Understanding Your Credit Scores

Understanding Your Credit Scores

Having a high credit score can make your life so much simpler, affording you so many financial benefits in all walks of life. Earning lower rates on credit cards, mortgages, or any type of loan is at your disposal. It may even land you the JOB you interviewed for, employers now review your credit profile in addition to your qualifications. Despite all of these benefits, very few of us truly understand the benefits of the credit scoring system, how it works, and what you can do to improve your credit scores. Here's a few tips to help you better navigate the credit scoring jungle......

1. What exactly is a FICO score?  Fico scores originate from the Fair Isaac Corporation, a Minneapolis-based company that creates your FICO credit scores. All scores range from 300-850 points on the low/high end of the spectrum. There are a number of different scoring mechanisms on the marketplace today, but most banks and lenders ( 90 % ) use the FICO system to access a consumers credit history.
The scoring system serves two essential purposes. First, it organizes and analyzes your entire credit profile, uses a mathematical equation to issue you a 3 digit credit score. This is basically a risk model and determines what rate of interest you'll be charged by a third party lender. Secondly, by using this system, the lender can determine the “RISK” of default based upon your previous payment history and credit score. The higher the score, the less likely a default will occur, conversely, the lower the score, the higher the risk of default.

2. What is a good Credit Score these days? Before the mortgage meltdown a decent credit score was in the 600's. With the wave of foreclosures and defaults on all forms of credit that number is now considered poor. In order to access credit with little or no problems you need to be in the 700's and above. As of July 2010 according to FICO there were approximately 52 million Americans with a credit score below 600.
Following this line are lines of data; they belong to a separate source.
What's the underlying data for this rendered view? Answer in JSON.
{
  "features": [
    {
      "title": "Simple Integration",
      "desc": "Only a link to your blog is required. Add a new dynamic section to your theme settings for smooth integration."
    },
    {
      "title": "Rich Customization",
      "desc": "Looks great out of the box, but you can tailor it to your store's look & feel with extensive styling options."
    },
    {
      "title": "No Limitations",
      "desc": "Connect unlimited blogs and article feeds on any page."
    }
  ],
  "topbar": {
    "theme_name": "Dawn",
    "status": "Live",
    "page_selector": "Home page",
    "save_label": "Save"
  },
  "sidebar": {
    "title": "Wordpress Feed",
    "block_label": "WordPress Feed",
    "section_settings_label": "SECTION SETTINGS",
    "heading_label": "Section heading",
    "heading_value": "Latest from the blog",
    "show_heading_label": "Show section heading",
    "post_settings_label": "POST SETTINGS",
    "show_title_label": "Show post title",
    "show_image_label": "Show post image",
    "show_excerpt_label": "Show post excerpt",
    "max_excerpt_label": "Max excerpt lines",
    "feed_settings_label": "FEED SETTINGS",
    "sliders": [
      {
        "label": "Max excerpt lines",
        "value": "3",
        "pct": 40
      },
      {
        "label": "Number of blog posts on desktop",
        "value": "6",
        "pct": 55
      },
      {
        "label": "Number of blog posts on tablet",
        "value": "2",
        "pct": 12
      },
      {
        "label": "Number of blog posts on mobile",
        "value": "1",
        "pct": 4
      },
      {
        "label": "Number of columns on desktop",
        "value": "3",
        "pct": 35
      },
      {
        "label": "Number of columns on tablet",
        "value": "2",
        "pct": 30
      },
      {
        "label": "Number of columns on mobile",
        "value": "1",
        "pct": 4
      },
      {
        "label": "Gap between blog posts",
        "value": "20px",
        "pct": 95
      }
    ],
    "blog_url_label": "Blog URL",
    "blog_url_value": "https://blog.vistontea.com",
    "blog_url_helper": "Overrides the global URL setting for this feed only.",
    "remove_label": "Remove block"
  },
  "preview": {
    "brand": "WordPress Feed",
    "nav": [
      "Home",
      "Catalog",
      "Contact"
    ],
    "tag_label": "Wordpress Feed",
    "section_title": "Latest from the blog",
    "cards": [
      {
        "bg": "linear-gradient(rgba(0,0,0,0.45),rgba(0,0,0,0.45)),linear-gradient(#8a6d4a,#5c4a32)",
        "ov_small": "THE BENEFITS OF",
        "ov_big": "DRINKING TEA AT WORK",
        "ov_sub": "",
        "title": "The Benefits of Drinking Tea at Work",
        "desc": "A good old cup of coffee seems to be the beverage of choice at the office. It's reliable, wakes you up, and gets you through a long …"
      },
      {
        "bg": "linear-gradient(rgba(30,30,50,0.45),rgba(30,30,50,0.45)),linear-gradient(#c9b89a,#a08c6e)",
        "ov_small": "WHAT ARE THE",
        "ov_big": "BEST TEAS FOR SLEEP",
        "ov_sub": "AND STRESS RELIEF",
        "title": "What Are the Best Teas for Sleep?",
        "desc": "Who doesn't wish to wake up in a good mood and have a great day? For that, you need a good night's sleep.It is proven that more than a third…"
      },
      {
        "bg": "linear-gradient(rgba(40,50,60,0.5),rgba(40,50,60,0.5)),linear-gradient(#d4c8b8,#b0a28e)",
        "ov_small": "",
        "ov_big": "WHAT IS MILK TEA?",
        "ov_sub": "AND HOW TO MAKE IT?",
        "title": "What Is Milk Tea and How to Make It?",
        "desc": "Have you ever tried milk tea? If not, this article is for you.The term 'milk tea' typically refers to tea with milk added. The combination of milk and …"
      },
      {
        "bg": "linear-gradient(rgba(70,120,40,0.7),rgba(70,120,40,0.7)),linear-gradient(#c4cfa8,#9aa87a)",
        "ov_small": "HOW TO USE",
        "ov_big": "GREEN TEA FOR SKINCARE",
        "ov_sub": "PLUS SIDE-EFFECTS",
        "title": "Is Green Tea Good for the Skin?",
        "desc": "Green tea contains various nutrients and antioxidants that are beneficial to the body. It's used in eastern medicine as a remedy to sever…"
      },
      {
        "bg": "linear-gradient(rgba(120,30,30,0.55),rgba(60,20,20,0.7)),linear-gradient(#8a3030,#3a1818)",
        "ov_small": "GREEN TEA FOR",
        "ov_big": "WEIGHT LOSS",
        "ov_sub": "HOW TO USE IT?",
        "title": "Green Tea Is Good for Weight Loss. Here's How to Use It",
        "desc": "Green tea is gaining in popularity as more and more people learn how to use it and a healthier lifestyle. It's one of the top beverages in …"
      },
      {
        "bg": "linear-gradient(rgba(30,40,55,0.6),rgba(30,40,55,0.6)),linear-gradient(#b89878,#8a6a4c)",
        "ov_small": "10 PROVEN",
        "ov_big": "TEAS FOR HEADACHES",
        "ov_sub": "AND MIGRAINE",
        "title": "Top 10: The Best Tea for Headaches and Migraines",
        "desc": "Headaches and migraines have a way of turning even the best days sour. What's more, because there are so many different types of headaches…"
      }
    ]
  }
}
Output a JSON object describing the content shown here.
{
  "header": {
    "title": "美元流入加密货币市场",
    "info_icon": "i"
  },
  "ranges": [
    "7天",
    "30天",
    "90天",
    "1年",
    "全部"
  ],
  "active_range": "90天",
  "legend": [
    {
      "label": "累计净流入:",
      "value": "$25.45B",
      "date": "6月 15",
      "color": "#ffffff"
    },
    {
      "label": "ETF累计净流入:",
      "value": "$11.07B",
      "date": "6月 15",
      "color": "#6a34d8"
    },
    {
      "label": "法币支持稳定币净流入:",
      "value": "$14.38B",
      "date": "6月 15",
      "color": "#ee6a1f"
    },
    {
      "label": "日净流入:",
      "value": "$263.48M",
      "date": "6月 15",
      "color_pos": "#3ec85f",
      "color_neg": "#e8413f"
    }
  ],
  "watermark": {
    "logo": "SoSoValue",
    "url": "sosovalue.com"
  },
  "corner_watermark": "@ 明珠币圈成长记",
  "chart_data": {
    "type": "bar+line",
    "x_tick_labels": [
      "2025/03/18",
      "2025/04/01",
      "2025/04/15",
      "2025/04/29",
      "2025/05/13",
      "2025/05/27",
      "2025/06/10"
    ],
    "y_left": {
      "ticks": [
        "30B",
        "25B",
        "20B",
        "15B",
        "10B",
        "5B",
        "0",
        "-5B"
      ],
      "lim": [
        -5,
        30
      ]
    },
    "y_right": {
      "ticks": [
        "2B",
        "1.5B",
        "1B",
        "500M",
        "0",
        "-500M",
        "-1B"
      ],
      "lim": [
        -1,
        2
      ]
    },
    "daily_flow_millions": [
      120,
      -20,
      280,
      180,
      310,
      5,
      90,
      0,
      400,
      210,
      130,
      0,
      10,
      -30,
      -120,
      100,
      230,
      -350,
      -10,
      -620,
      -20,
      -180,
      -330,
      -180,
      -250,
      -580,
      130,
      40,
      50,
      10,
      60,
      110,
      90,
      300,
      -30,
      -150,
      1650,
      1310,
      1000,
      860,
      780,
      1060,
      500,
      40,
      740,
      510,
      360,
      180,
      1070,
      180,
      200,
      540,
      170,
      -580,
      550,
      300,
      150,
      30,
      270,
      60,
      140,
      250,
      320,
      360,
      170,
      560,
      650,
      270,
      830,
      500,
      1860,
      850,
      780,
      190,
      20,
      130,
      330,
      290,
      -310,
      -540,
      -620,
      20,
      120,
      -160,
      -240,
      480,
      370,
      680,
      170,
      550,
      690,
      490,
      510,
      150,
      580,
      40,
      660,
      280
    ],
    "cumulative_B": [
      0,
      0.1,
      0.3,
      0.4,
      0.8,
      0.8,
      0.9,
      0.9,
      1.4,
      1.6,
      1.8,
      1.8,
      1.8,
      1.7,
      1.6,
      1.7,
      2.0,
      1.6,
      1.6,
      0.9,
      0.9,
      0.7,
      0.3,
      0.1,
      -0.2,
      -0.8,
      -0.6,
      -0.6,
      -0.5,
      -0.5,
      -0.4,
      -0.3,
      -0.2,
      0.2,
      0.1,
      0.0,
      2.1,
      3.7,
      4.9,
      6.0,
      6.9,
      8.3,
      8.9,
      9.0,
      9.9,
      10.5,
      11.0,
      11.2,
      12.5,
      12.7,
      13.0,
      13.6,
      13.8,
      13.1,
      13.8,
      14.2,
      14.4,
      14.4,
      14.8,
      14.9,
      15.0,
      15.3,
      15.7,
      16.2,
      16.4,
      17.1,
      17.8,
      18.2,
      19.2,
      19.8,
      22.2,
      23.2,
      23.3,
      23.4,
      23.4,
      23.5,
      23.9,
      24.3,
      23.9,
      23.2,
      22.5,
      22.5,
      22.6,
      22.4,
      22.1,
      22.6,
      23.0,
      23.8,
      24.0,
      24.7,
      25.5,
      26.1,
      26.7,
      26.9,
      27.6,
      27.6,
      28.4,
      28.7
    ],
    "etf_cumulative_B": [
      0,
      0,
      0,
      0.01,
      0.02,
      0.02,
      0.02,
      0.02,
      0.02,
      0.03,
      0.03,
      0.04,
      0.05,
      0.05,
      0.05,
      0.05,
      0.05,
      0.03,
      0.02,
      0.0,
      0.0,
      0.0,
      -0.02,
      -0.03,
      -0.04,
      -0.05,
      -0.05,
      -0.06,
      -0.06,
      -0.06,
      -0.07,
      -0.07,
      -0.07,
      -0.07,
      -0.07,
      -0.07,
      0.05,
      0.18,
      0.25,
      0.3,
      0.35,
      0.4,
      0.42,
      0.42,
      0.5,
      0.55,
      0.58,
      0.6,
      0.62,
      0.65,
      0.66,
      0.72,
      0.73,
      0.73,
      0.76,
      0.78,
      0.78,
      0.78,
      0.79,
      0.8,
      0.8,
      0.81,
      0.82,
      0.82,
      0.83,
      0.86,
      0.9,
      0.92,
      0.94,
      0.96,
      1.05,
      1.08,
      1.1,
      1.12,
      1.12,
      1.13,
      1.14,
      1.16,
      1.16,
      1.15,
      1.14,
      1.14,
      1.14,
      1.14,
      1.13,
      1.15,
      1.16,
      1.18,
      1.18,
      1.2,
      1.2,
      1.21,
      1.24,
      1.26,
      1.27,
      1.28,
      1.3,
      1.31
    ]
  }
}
3. Do all of us have 3 scores, and why are they different? You can have multiple scores for a variety of reasons, the main reason is that most creditors don't respond to all three of the major bureaus, Experian, Trans Union, Equifax. In addition to that, all three have a slightly different variation of the scoring model. Each claiming the more accurate of information.

4. How is my score actually calculated? I'd like to tell you its easy to understand but its really complicated from a lay persons perspective. All three bureaus take your information listed below and it returns your scores.

  • Payment History-35%
  • Amount of debt Owed-30%
  • Length of Credit History-15%
  • Mix of Credit-10%
  • Inquiries or New Credit- 10%

Some common sense items to think about in regards to each of the categories.
PAYMENT HISTORY: Having late payments will hurt your score tremendously, it doesn't matter what the amount is, say for instance your 30 days past due on a $15 minimum payment to Capital One, it will impact your score just as severely as a $325 minimum payment. So be aware how important making your payments on time is when it comes to your scores.

YOUR DEBT: The system looks at your debt loads in different ways. For instance, the system doesn't look at your mortgage in the same light as your revolving debt. Having a mortgage payment of $1500 and a balance of $189,000 will weigh differently than 5 credit cards with a $1000 limit and maximum balances on each. Even though the minimum payment on all 5 is less than your mortgage payment the system will look at that unfavorably. So be careful on the types of debt you carry, but more importantly, the amount of debt in revolving accounts.

HISTORY:  The longer you have credit the higher your credit scores will be. Keep in mind that if you don't use a card doesn't necessarily mean you need to close the account. Actually having access to credit but not using it shows fiscal restraint and you are rewarded for it in the scoring system.

CREDIT MIX: They system looks favorably on you if you have a mix of credit. Revolving, installment, and mortgage. Paying all your bills on time, minimizing your balances, and time can raise your credit scores.

INQUIRIES: Monitoring your credit profile on your own does not reduce your credit score. However, some credit card offers may reduce your score up to 25 points, so be careful, and ask yourself, do I really need that 10% discount to open up a charge account? If you can pay cash, please do so. Remember, the system is designed to have your score high enough to access credit, but not high enough for you to pick and choose the type of credit you want to accept.

How can I raise my credit scores?
The single best way to raise your personal credit scores is to pay all of your bills on time. You can also improve your score by reviewing your credit profile, identifying errors within your credit profile, and forcing your creditors to VALIDATE those items according to the law. Our software will allow you to navigate through the maze that is the credit bureaus. We will provide you with a complete video training library, a written e-book, as well technical support. All in an effort to empower you to change your financial future. Questions or comments please feel free to send them via the BLOG.....     <http://www.turnscor.com/>